Rohit Prasad, Amazon's Senior Vice President and head of Alexa, highlighted the new capabilities of Alexa, referring to it as a “super agent“, Despite the promising showcase, the updated Alexa is not widely available yet, and concerns about potential subscription fees have surfaced.

Shifting Priorities and Privacy Issues

Former employees noted a shift in Amazon's focus towards developing AI for Amazon Web Services (AWS) instead of prioritizing Alexa's generative AI. Additionally, fears over privacy and internal politics have allegedly complicated the incorporation of Anthropic's Claude model into the latest Alexa.

Although the September 2023 demo was impressive, the new Alexa was not fully ready for a broader release. Critics describe the Alexa large language model (LLM) as lagging behind competitors, with Amazon struggling to gather enough data and lacking access to specialized computational resources. Microsoft CEO Satya Nadella even called it “dumb as a rock.

Data and Infrastructure Limitations

Ex-employees of Amazon have mentioned that the company was slow to react to the generative AI trend, especially following the launch of ChatGPT. The delayed response forced the Alexa team to create synthetic datasets for training the Alexa LLM, as there was a shortage of real-world data. Integrations with third-party devices have also been a significant hurdle.

Amazon's vision for the new Alexa has been impeded by a lack of sizable data and insufficient access to high-end Nvidia GPUs. Compared to competitors like Meta, the Alexa LLM has been trained on a relatively smaller dataset. Bureaucratic inefficiencies and infrastructure problems have further complicated the development process, leading to internal doubts about the overall design of the AI-based Alexa.

Markus Kasanmascheff
Markus Kasanmascheff
Markus is the founder of WinBuzzer and has been playing with Windows and technology for more than 25 years.
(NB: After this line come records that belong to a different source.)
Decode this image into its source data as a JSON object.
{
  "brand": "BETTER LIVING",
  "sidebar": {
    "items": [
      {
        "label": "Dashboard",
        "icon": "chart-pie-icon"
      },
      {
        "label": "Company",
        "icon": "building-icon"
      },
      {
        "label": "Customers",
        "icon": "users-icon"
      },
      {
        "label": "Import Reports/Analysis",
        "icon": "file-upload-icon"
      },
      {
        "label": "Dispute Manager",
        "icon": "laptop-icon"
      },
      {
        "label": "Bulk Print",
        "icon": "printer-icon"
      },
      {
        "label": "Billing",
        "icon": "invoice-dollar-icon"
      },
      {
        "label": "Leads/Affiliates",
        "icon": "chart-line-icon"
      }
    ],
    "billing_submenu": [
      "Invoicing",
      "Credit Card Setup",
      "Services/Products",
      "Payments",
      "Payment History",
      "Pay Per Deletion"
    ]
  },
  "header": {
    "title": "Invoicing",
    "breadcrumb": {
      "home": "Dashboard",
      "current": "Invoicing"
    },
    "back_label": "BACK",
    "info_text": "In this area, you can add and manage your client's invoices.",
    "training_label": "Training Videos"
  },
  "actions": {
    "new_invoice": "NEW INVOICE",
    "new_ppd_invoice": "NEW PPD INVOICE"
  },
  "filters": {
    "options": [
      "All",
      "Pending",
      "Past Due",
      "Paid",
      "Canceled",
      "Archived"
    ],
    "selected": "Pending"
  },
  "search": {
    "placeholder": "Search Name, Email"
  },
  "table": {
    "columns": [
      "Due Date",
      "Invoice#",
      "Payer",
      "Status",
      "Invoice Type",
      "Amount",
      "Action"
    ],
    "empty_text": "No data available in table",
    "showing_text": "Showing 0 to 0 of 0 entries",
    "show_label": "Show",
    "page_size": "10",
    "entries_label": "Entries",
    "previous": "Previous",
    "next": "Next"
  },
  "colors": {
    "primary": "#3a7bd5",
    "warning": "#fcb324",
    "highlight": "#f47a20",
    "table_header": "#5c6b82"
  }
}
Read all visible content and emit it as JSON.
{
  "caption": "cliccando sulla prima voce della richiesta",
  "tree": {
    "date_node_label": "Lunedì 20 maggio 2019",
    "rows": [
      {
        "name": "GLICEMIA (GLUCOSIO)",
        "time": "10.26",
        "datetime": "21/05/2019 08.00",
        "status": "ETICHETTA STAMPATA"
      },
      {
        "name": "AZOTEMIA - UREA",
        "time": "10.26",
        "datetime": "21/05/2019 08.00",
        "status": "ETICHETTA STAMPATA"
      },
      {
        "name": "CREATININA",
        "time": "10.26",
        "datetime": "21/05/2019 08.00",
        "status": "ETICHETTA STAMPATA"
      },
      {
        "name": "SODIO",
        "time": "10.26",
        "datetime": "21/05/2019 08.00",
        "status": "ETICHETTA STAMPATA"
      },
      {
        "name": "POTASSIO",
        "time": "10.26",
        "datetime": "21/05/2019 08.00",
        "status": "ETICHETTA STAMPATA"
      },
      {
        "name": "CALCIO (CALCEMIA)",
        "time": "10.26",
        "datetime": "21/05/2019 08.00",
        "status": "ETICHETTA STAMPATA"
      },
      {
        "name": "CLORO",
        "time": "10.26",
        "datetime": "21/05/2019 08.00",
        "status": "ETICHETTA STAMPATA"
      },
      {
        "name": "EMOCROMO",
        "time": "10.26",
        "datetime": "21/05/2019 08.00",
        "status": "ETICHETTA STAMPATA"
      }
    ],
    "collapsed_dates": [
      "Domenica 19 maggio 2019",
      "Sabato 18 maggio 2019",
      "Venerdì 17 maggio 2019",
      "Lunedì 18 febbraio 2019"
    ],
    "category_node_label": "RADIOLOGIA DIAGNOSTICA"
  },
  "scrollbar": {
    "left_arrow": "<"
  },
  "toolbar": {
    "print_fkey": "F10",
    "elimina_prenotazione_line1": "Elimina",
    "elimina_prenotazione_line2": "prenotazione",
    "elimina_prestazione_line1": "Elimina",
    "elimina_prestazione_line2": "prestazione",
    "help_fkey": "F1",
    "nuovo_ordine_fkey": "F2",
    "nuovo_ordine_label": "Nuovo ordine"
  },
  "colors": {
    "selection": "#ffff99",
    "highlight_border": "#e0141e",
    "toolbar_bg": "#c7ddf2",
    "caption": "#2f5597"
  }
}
He is holding a Master´s degree in International Economics and previously worked as Lead Windows Expert for Softonic.com.